Dataset records:
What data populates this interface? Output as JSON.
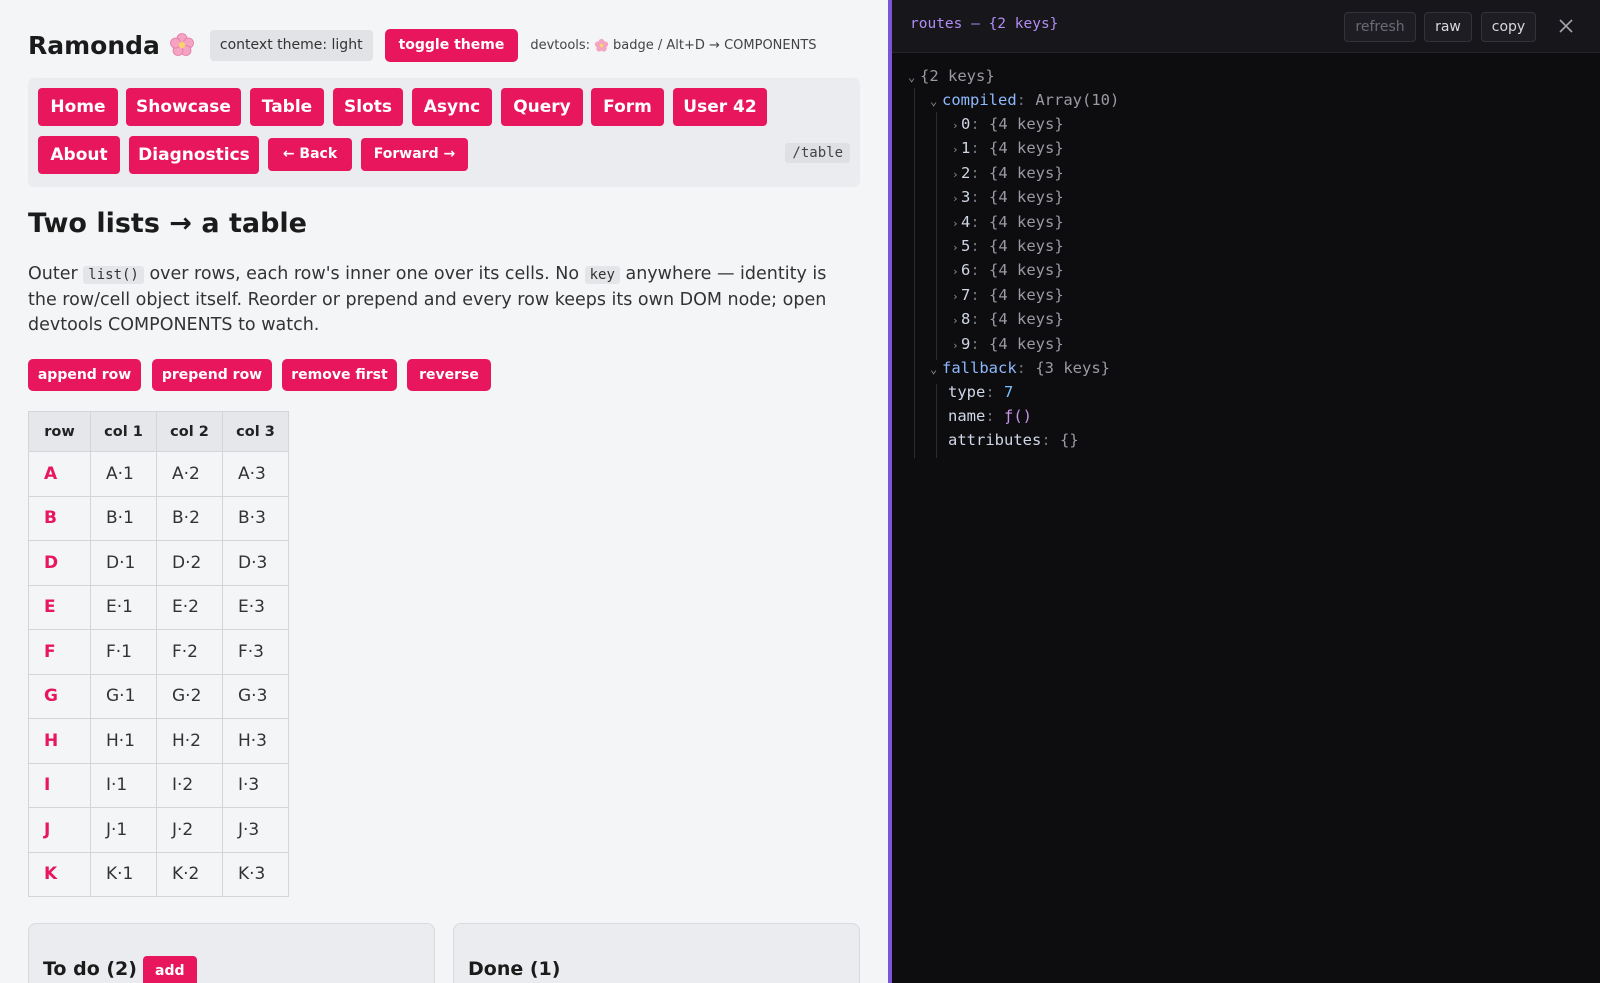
{
  "app": {
    "brand": "Ramonda",
    "theme_chip": "context theme: light",
    "toggle_theme": "toggle theme",
    "devtools_hint_prefix": "devtools:",
    "devtools_hint_suffix": "badge / Alt+D → COMPONENTS",
    "nav": {
      "links": [
        "Home",
        "Showcase",
        "Table",
        "Slots",
        "Async",
        "Query",
        "Form",
        "User 42",
        "About",
        "Diagnostics"
      ],
      "back": "← Back",
      "forward": "Forward →",
      "path": "/table"
    },
    "title": "Two lists → a table",
    "intro": {
      "p1": "Outer",
      "code1": "list()",
      "p2": "over rows, each row's inner one over its cells. No",
      "code2": "key",
      "p3": "anywhere — identity is the row/cell object itself. Reorder or prepend and every row keeps its own DOM node; open devtools COMPONENTS to watch."
    },
    "actions": [
      "append row",
      "prepend row",
      "remove first",
      "reverse"
    ],
    "table": {
      "headers": [
        "row",
        "col 1",
        "col 2",
        "col 3"
      ],
      "rows": [
        [
          "A",
          "A·1",
          "A·2",
          "A·3"
        ],
        [
          "B",
          "B·1",
          "B·2",
          "B·3"
        ],
        [
          "D",
          "D·1",
          "D·2",
          "D·3"
        ],
        [
          "E",
          "E·1",
          "E·2",
          "E·3"
        ],
        [
          "F",
          "F·1",
          "F·2",
          "F·3"
        ],
        [
          "G",
          "G·1",
          "G·2",
          "G·3"
        ],
        [
          "H",
          "H·1",
          "H·2",
          "H·3"
        ],
        [
          "I",
          "I·1",
          "I·2",
          "I·3"
        ],
        [
          "J",
          "J·1",
          "J·2",
          "J·3"
        ],
        [
          "K",
          "K·1",
          "K·2",
          "K·3"
        ]
      ]
    },
    "todo": {
      "title": "To do (2)",
      "add": "add"
    },
    "done": {
      "title": "Done (1)"
    }
  },
  "devtools": {
    "title": "routes — {2 keys}",
    "buttons": {
      "refresh": "refresh",
      "raw": "raw",
      "copy": "copy"
    },
    "root": "{2 keys}",
    "compiled": {
      "key": "compiled",
      "value": "Array(10)",
      "items": [
        "0",
        "1",
        "2",
        "3",
        "4",
        "5",
        "6",
        "7",
        "8",
        "9"
      ],
      "item_value": "{4 keys}"
    },
    "fallback": {
      "key": "fallback",
      "value": "{3 keys}",
      "props": [
        {
          "key": "type",
          "value": "7",
          "kind": "num"
        },
        {
          "key": "name",
          "value": "ƒ()",
          "kind": "fn"
        },
        {
          "key": "attributes",
          "value": "{}",
          "kind": "punct"
        }
      ]
    },
    "close_icon": "close-icon"
  },
  "colors": {
    "accent": "#e8175d",
    "devtools_border": "#7a55d8",
    "devtools_bg": "#0d0d0f"
  }
}
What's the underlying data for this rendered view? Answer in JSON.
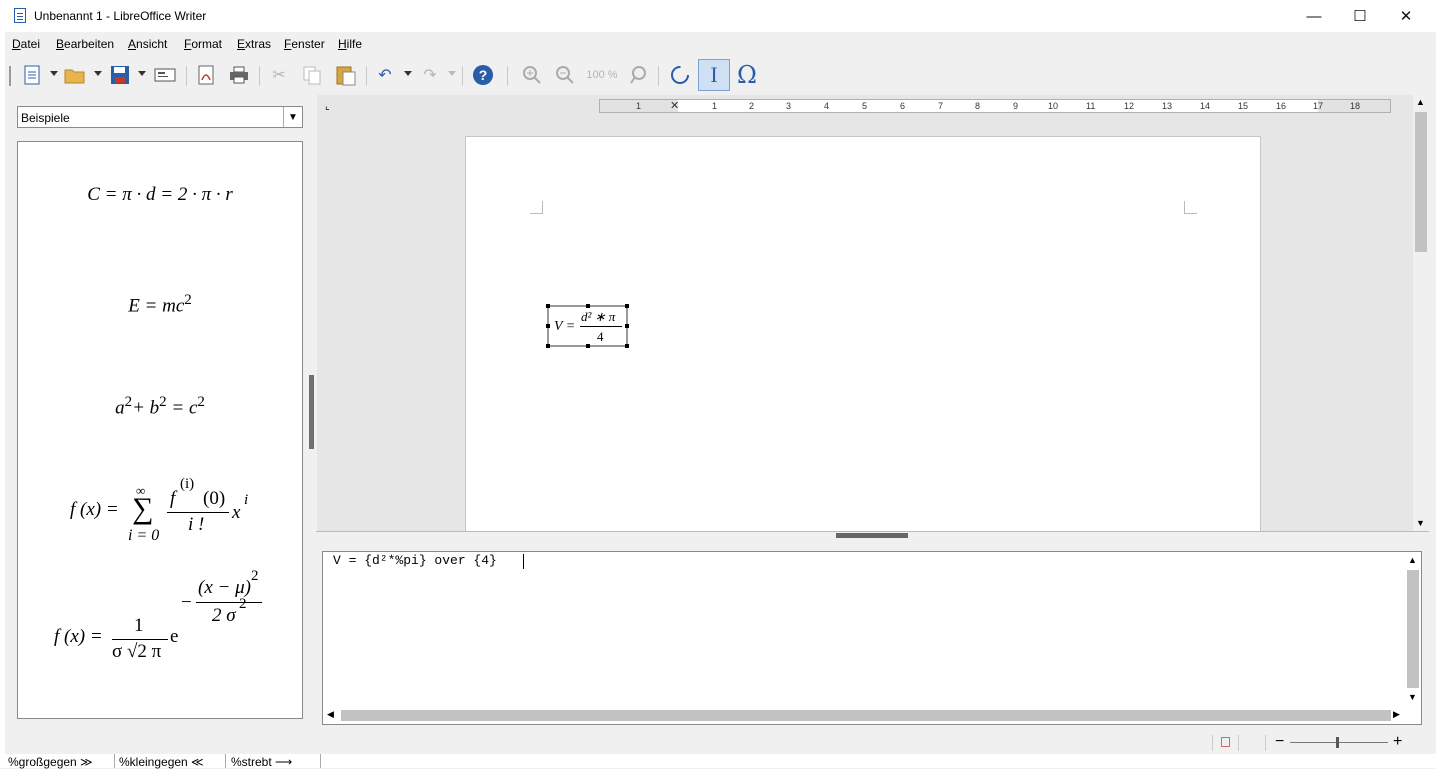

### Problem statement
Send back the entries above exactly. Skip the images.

### Expected answer
What data populates this interface? Output as JSON.
{
  "app": {
    "brand": "Ramonda",
    "theme_chip": "context theme: light",
    "toggle_theme": "toggle theme",
    "devtools_hint_prefix": "devtools:",
    "devtools_hint_suffix": "badge / Alt+D → COMPONENTS",
    "nav": {
      "links": [
        "Home",
        "Showcase",
        "Table",
        "Slots",
        "Async",
        "Query",
        "Form",
        "User 42",
        "About",
        "Diagnostics"
      ],
      "back": "← Back",
      "forward": "Forward →",
      "path": "/table"
    },
    "title": "Two lists → a table",
    "intro": {
      "p1": "Outer",
      "code1": "list()",
      "p2": "over rows, each row's inner one over its cells. No",
      "code2": "key",
      "p3": "anywhere — identity is the row/cell object itself. Reorder or prepend and every row keeps its own DOM node; open devtools COMPONENTS to watch."
    },
    "actions": [
      "append row",
      "prepend row",
      "remove first",
      "reverse"
    ],
    "table": {
      "headers": [
        "row",
        "col 1",
        "col 2",
        "col 3"
      ],
      "rows": [
        [
          "A",
          "A·1",
          "A·2",
          "A·3"
        ],
        [
          "B",
          "B·1",
          "B·2",
          "B·3"
        ],
        [
          "D",
          "D·1",
          "D·2",
          "D·3"
        ],
        [
          "E",
          "E·1",
          "E·2",
          "E·3"
        ],
        [
          "F",
          "F·1",
          "F·2",
          "F·3"
        ],
        [
          "G",
          "G·1",
          "G·2",
          "G·3"
        ],
        [
          "H",
          "H·1",
          "H·2",
          "H·3"
        ],
        [
          "I",
          "I·1",
          "I·2",
          "I·3"
        ],
        [
          "J",
          "J·1",
          "J·2",
          "J·3"
        ],
        [
          "K",
          "K·1",
          "K·2",
          "K·3"
        ]
      ]
    },
    "todo": {
      "title": "To do (2)",
      "add": "add"
    },
    "done": {
      "title": "Done (1)"
    }
  },
  "devtools": {
    "title": "routes — {2 keys}",
    "buttons": {
      "refresh": "refresh",
      "raw": "raw",
      "copy": "copy"
    },
    "root": "{2 keys}",
    "compiled": {
      "key": "compiled",
      "value": "Array(10)",
      "items": [
        "0",
        "1",
        "2",
        "3",
        "4",
        "5",
        "6",
        "7",
        "8",
        "9"
      ],
      "item_value": "{4 keys}"
    },
    "fallback": {
      "key": "fallback",
      "value": "{3 keys}",
      "props": [
        {
          "key": "type",
          "value": "7",
          "kind": "num"
        },
        {
          "key": "name",
          "value": "ƒ()",
          "kind": "fn"
        },
        {
          "key": "attributes",
          "value": "{}",
          "kind": "punct"
        }
      ]
    },
    "close_icon": "close-icon"
  },
  "colors": {
    "accent": "#e8175d",
    "devtools_border": "#7a55d8",
    "devtools_bg": "#0d0d0f"
  }
}
What's the underlying data for this rendered view? Answer in JSON.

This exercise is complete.